(EXTRACTED DATA Opens)

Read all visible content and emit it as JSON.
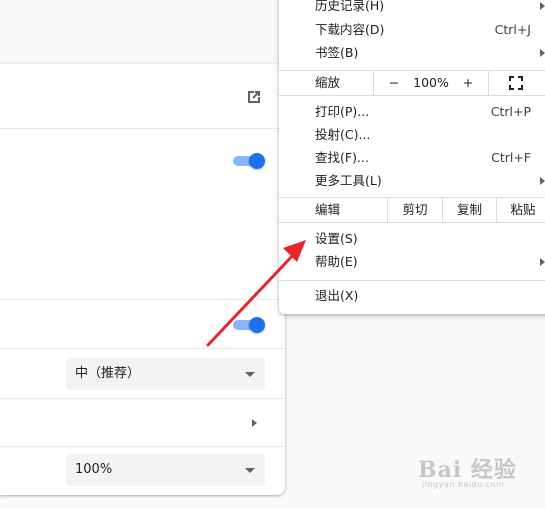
{
  "settings": {
    "select_font_size": "中（推荐）",
    "select_zoom": "100%",
    "toggle_1_on": true,
    "toggle_2_on": true
  },
  "menu": {
    "items_top": [
      {
        "label": "历史记录(H)",
        "shortcut": "",
        "submenu": true
      },
      {
        "label": "下载内容(D)",
        "shortcut": "Ctrl+J",
        "submenu": false
      },
      {
        "label": "书签(B)",
        "shortcut": "",
        "submenu": true
      }
    ],
    "zoom": {
      "label": "缩放",
      "minus": "−",
      "value": "100%",
      "plus": "+",
      "fullscreen_icon": "fullscreen-icon"
    },
    "items_mid": [
      {
        "label": "打印(P)...",
        "shortcut": "Ctrl+P",
        "submenu": false
      },
      {
        "label": "投射(C)...",
        "shortcut": "",
        "submenu": false
      },
      {
        "label": "查找(F)...",
        "shortcut": "Ctrl+F",
        "submenu": false
      },
      {
        "label": "更多工具(L)",
        "shortcut": "",
        "submenu": true
      }
    ],
    "edit": {
      "label": "编辑",
      "cut": "剪切",
      "copy": "复制",
      "paste": "粘贴"
    },
    "items_bottom": [
      {
        "label": "设置(S)",
        "shortcut": "",
        "submenu": false
      },
      {
        "label": "帮助(E)",
        "shortcut": "",
        "submenu": true
      }
    ],
    "exit": {
      "label": "退出(X)"
    }
  },
  "annotation": {
    "arrow_color": "#e8262a"
  },
  "watermark": {
    "main": "Bai 经验",
    "sub": "jingyan.baidu.com"
  },
  "colors": {
    "accent": "#1a73e8",
    "accent_light": "#8ab4f8"
  }
}
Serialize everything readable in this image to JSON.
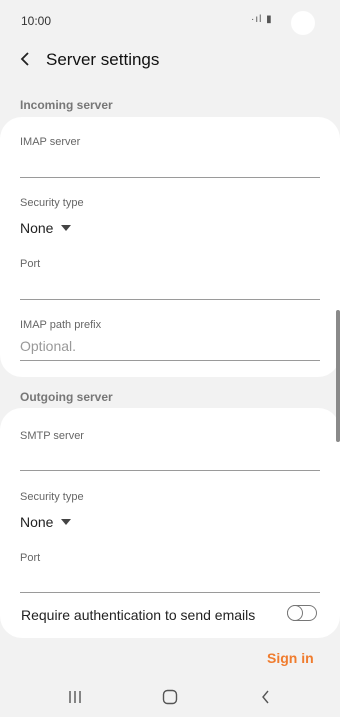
{
  "status_bar": {
    "time": "10:00",
    "signal_icons": "·ıl ▮"
  },
  "header": {
    "title": "Server settings"
  },
  "incoming": {
    "header": "Incoming server",
    "server_label": "IMAP server",
    "server_value": "",
    "security_label": "Security type",
    "security_value": "None",
    "port_label": "Port",
    "port_value": "",
    "path_prefix_label": "IMAP path prefix",
    "path_prefix_placeholder": "Optional."
  },
  "outgoing": {
    "header": "Outgoing server",
    "server_label": "SMTP server",
    "server_value": "",
    "security_label": "Security type",
    "security_value": "None",
    "port_label": "Port",
    "port_value": "",
    "auth_label": "Require authentication to send emails",
    "auth_enabled": false
  },
  "actions": {
    "sign_in": "Sign in"
  },
  "colors": {
    "accent": "#f07c2e",
    "background": "#f2f2f2",
    "card": "#ffffff"
  },
  "icons": {
    "back": "chevron-left-icon",
    "caret": "caret-down-icon",
    "nav_recents": "recents-icon",
    "nav_home": "home-icon",
    "nav_back": "nav-back-icon"
  }
}
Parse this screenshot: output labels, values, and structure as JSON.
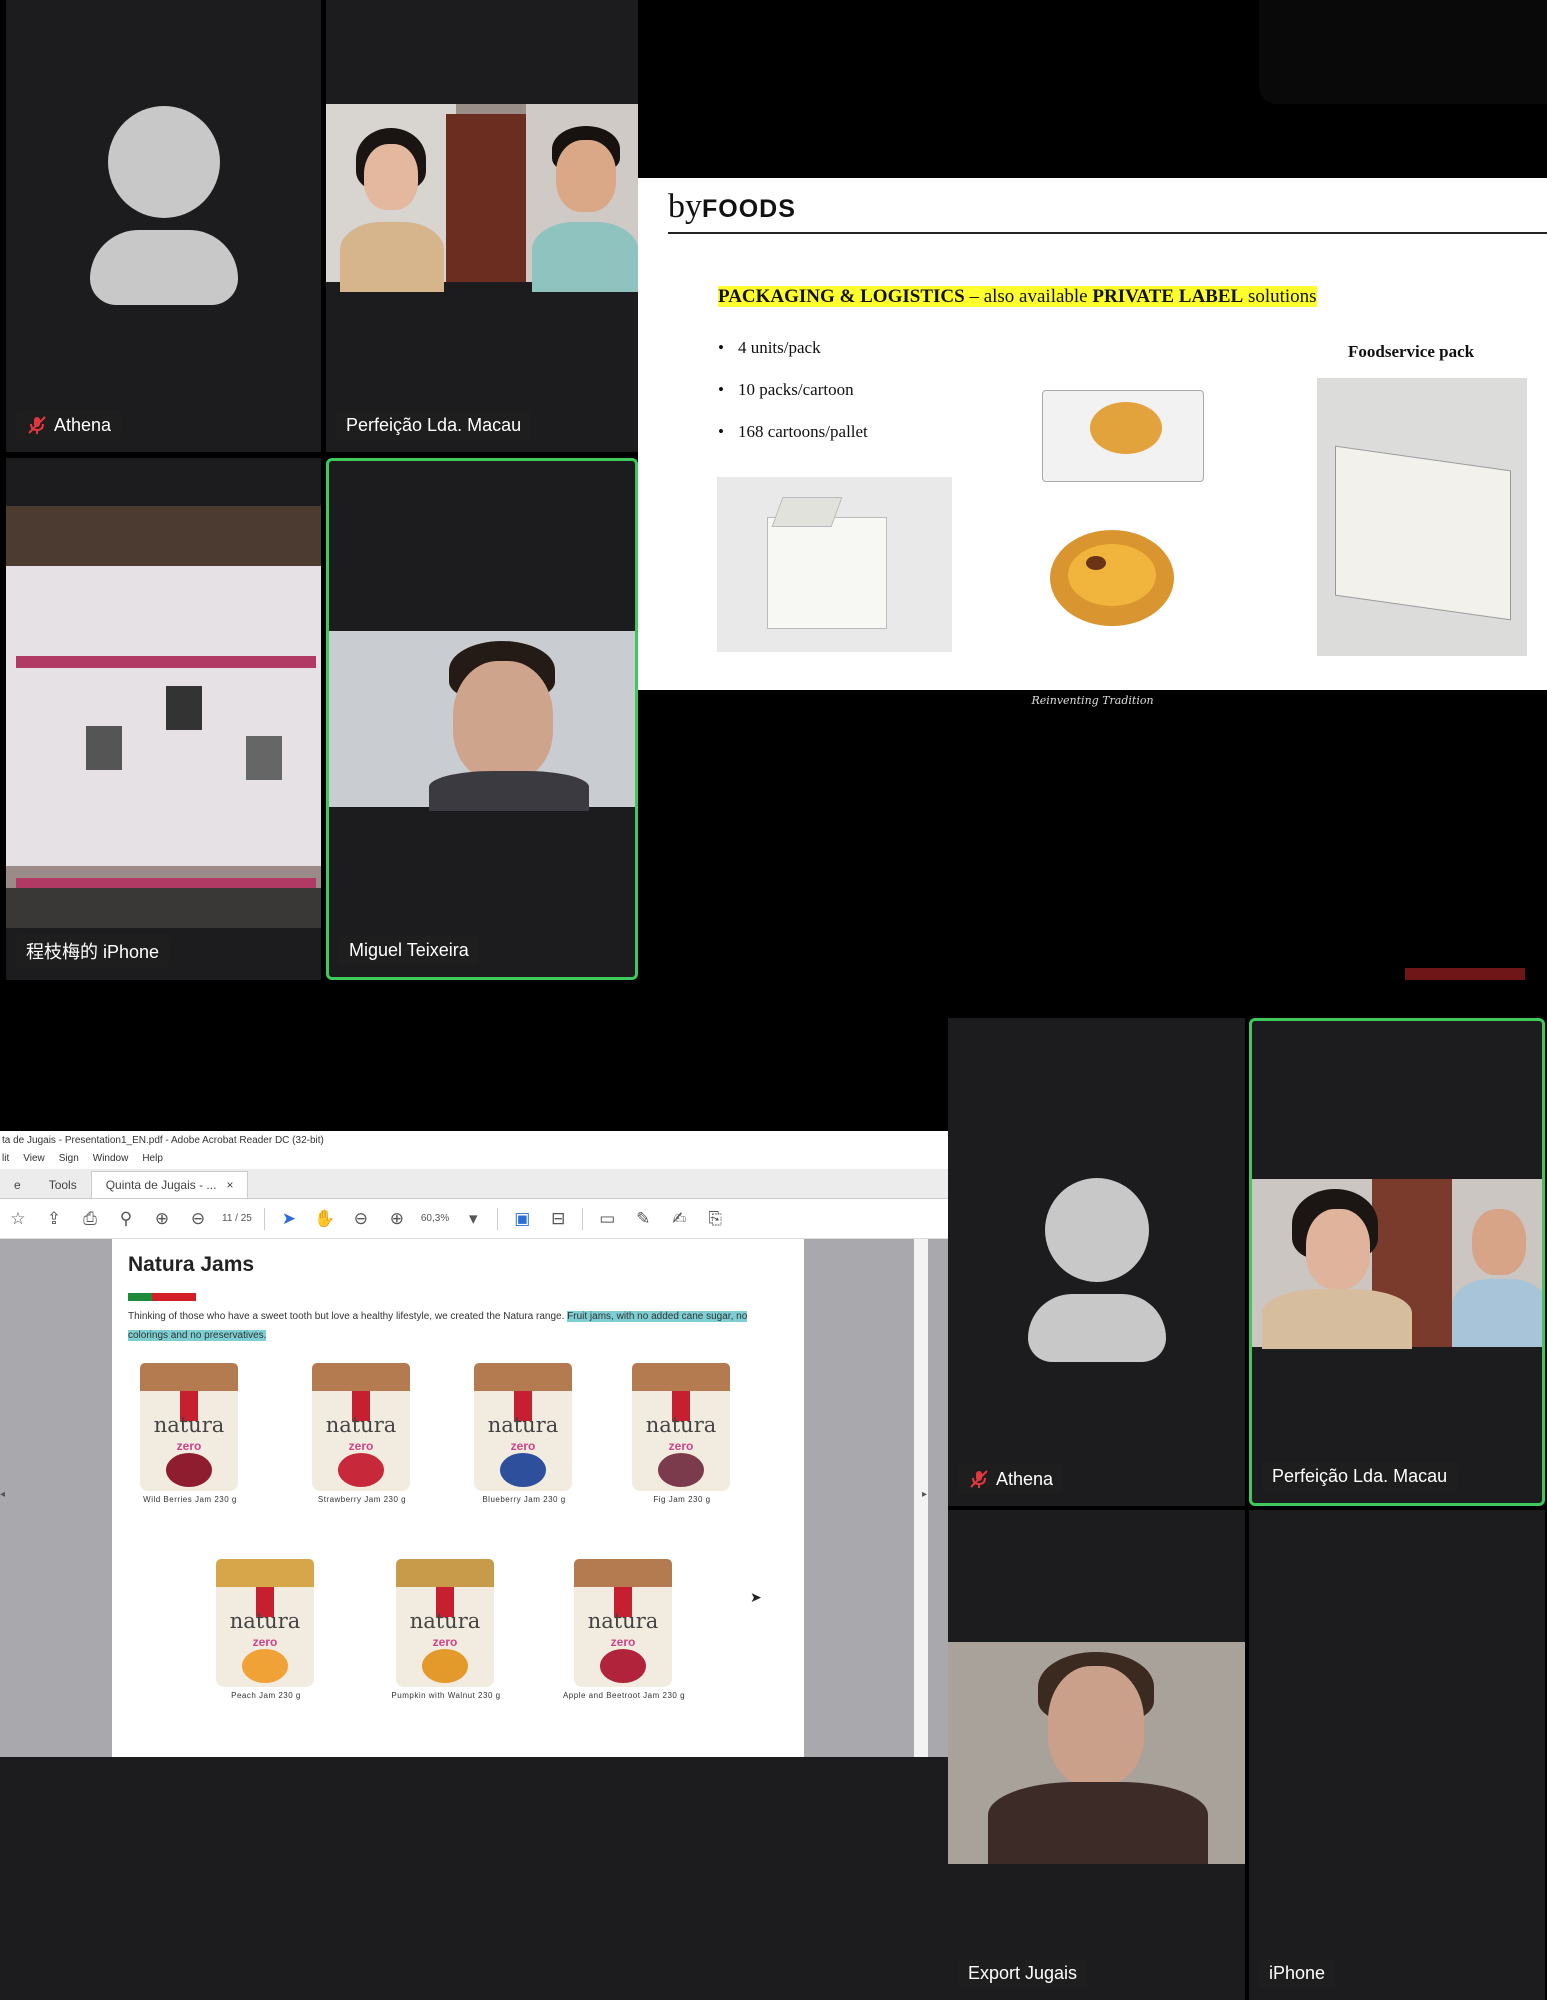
{
  "participants": {
    "top_athena": {
      "name": "Athena",
      "muted": true
    },
    "top_perfeicao": {
      "name": "Perfeição Lda. Macau"
    },
    "top_iphone": {
      "name": "程枝梅的 iPhone"
    },
    "top_miguel": {
      "name": "Miguel Teixeira",
      "active_speaker": true
    },
    "bottom_athena": {
      "name": "Athena",
      "muted": true
    },
    "bottom_perfeicao": {
      "name": "Perfeição Lda. Macau",
      "active_speaker": true
    },
    "bottom_export": {
      "name": "Export Jugais"
    },
    "bottom_iphone": {
      "name": "iPhone"
    }
  },
  "slide": {
    "logo_by": "by",
    "logo_foods": "FOODS",
    "headline_part1": "PACKAGING & LOGISTICS",
    "headline_part2": " – also available ",
    "headline_part3": "PRIVATE LABEL",
    "headline_part4": " solutions",
    "bullets": [
      "4 units/pack",
      "10 packs/cartoon",
      "168 cartoons/pallet"
    ],
    "foodservice_label": "Foodservice pack",
    "footer": "Reinventing Tradition"
  },
  "acrobat": {
    "window_title": "ta de Jugais - Presentation1_EN.pdf - Adobe Acrobat Reader DC (32-bit)",
    "menu": [
      "lit",
      "View",
      "Sign",
      "Window",
      "Help"
    ],
    "tab_home": "e",
    "tab_tools": "Tools",
    "tab_doc": "Quinta de Jugais - ...",
    "tab_close": "×",
    "page_current": "11",
    "page_total": "/ 25",
    "zoom": "60,3%",
    "pdf": {
      "title": "Natura Jams",
      "desc_plain": "Thinking of those who have a sweet tooth but love a healthy lifestyle, we created the Natura range. ",
      "desc_highlight": "Fruit jams, with no added cane sugar, no colorings and no preservatives.",
      "jar_brand": "natura",
      "jar_sub": "zero",
      "captions": [
        "Wild Berries Jam 230 g",
        "Strawberry Jam 230 g",
        "Blueberry Jam 230 g",
        "Fig Jam 230 g",
        "Peach Jam 230 g",
        "Pumpkin with Walnut 230 g",
        "Apple and Beetroot Jam 230 g"
      ]
    }
  },
  "colors": {
    "active_border": "#3ec95a",
    "highlight_yellow": "#ffff2e",
    "highlight_teal": "#7ecfd4",
    "muted_red": "#e0383e"
  }
}
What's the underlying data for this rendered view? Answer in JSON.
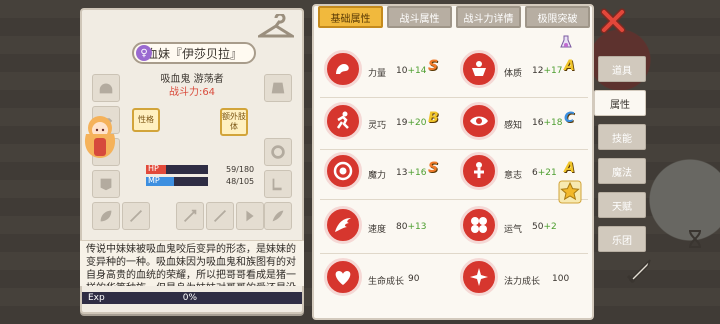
{
  "character": {
    "name": "血妹『伊莎贝拉』",
    "subtitle": "吸血鬼 游荡者",
    "power": "战斗力:64",
    "tags": {
      "personality": "性格",
      "extra_body": "额外肢体"
    },
    "hp": {
      "label": "HP",
      "current": 59,
      "max": 180,
      "text": "59/180",
      "color": "#e24a3a"
    },
    "mp": {
      "label": "MP",
      "current": 48,
      "max": 105,
      "text": "48/105",
      "color": "#3d8fe0"
    },
    "description": "传说中妹妹被吸血鬼咬后变异的形态，是妹妹的变异种的一种。吸血妹因为吸血鬼和族图有的对自身高贵的血统的荣耀，所以把哥哥看成是猪一样的华等种族，但是身为妹妹对哥哥的爱还是没",
    "exp": {
      "label": "Exp",
      "value": "0%"
    }
  },
  "tabs": [
    {
      "label": "基础属性",
      "active": true
    },
    {
      "label": "战斗属性",
      "active": false
    },
    {
      "label": "战斗力详情",
      "active": false
    },
    {
      "label": "极限突破",
      "active": false
    }
  ],
  "stats": [
    {
      "name": "力量",
      "base": "10",
      "bonus": "+14",
      "grade": "S",
      "grade_color": "#f07a2a",
      "icon": "arm-icon"
    },
    {
      "name": "体质",
      "base": "12",
      "bonus": "+17",
      "grade": "A",
      "grade_color": "#f0c52a",
      "icon": "body-icon"
    },
    {
      "name": "灵巧",
      "base": "19",
      "bonus": "+20",
      "grade": "B",
      "grade_color": "#f0c52a",
      "icon": "runner-icon"
    },
    {
      "name": "感知",
      "base": "16",
      "bonus": "+18",
      "grade": "C",
      "grade_color": "#3b8fe0",
      "icon": "eye-icon"
    },
    {
      "name": "魔力",
      "base": "13",
      "bonus": "+16",
      "grade": "S",
      "grade_color": "#f07a2a",
      "icon": "magic-orb-icon"
    },
    {
      "name": "意志",
      "base": "6",
      "bonus": "+21",
      "grade": "A",
      "grade_color": "#f0c52a",
      "icon": "will-icon"
    },
    {
      "name": "速度",
      "base": "80",
      "bonus": "+13",
      "grade": "",
      "grade_color": "",
      "icon": "wing-icon"
    },
    {
      "name": "运气",
      "base": "50",
      "bonus": "+2",
      "grade": "",
      "grade_color": "",
      "icon": "clover-icon"
    },
    {
      "name": "生命成长",
      "base": "90",
      "bonus": "",
      "grade": "",
      "grade_color": "",
      "icon": "heart-icon"
    },
    {
      "name": "法力成长",
      "base": "100",
      "bonus": "",
      "grade": "",
      "grade_color": "",
      "icon": "sparkle-icon"
    }
  ],
  "side_nav": [
    {
      "label": "道具",
      "active": false
    },
    {
      "label": "属性",
      "active": true
    },
    {
      "label": "技能",
      "active": false
    },
    {
      "label": "魔法",
      "active": false
    },
    {
      "label": "天赋",
      "active": false
    },
    {
      "label": "乐团",
      "active": false
    }
  ],
  "colors": {
    "accent": "#f1b93d",
    "stat_icon": "#d6362e",
    "power": "#d94b3c",
    "bonus": "#4c9e2f"
  }
}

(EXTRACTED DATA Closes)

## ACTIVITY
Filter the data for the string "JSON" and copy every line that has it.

## REPLY
Read all visible content and emit it as JSON.
Serialize everything readable in this image to JSON.
Parse this screenshot: output labels, values, and structure as JSON.
What's the underlying data for this rendered view? Answer in JSON.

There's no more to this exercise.